::: INPUT MATERIAL :::

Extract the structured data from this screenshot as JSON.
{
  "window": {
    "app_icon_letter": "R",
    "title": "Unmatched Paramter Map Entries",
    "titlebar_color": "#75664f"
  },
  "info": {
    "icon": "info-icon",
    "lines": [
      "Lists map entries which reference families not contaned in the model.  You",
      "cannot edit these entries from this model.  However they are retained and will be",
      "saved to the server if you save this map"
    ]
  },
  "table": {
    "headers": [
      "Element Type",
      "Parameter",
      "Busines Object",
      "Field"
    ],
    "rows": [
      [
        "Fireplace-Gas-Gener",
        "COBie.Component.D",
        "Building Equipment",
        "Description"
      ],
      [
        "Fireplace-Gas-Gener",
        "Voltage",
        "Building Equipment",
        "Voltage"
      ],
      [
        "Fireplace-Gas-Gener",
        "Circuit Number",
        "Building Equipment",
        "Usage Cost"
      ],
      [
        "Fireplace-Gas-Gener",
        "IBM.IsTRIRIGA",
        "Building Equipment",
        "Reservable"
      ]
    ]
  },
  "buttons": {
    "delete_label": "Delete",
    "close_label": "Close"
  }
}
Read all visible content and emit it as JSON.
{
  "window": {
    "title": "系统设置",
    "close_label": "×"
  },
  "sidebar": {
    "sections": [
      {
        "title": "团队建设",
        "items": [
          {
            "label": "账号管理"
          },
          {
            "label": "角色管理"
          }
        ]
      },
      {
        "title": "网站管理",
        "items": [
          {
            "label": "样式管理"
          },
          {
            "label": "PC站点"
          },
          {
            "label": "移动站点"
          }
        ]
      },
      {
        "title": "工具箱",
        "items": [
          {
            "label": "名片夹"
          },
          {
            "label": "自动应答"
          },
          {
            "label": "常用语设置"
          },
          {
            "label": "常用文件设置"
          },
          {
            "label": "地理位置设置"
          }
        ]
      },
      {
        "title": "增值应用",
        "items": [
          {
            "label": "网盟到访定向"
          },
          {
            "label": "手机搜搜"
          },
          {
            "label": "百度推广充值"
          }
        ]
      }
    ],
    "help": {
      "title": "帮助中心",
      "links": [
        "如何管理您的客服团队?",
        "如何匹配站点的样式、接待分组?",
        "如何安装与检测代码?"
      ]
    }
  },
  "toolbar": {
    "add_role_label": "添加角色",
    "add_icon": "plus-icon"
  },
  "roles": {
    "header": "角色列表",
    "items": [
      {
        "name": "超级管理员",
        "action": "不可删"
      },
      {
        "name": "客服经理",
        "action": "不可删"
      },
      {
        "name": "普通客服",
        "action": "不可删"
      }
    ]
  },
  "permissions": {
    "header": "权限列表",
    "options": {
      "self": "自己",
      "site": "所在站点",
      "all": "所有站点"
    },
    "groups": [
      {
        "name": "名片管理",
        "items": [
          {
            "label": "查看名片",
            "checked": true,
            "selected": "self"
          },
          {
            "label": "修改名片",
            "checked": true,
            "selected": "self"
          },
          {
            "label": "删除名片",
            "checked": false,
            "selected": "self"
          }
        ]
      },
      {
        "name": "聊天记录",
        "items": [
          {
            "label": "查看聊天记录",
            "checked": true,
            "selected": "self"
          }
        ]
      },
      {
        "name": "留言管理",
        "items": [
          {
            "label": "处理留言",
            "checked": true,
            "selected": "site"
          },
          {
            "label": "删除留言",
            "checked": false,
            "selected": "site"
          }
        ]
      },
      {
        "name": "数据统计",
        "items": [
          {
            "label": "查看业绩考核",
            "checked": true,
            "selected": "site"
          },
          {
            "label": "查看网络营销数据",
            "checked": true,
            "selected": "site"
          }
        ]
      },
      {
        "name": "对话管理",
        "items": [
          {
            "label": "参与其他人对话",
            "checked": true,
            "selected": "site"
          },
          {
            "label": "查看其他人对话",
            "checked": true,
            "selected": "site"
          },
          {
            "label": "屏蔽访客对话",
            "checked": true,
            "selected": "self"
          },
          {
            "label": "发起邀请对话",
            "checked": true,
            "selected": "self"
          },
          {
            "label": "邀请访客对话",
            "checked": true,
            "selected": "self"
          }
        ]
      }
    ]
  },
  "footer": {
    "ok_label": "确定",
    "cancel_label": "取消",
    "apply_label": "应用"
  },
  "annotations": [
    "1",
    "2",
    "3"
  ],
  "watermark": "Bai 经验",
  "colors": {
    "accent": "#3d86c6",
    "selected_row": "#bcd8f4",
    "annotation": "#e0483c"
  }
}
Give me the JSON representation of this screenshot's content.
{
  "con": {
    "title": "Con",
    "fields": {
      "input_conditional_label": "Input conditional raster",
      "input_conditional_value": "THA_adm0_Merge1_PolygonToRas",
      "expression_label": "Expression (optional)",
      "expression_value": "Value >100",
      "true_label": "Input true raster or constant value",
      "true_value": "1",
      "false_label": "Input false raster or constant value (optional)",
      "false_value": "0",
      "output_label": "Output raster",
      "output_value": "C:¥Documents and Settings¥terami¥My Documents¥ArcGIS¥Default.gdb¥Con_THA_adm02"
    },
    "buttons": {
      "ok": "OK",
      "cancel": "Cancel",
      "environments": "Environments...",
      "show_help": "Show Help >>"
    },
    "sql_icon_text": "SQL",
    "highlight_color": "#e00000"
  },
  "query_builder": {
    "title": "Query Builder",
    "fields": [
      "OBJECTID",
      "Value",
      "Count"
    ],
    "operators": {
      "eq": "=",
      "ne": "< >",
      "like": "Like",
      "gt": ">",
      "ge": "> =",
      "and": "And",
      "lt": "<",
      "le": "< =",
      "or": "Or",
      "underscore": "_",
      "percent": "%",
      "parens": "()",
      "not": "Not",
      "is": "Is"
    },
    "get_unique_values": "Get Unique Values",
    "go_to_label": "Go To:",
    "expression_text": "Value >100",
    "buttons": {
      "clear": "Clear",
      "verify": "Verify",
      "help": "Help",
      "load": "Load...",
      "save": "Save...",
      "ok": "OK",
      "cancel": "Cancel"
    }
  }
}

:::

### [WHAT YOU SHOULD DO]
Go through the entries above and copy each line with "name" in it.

### [EXERCISE SOLUTION]
        "name": "超级管理员",
        "name": "客服经理",
        "name": "普通客服",
        "name": "名片管理",
        "name": "聊天记录",
        "name": "留言管理",
        "name": "数据统计",
        "name": "对话管理",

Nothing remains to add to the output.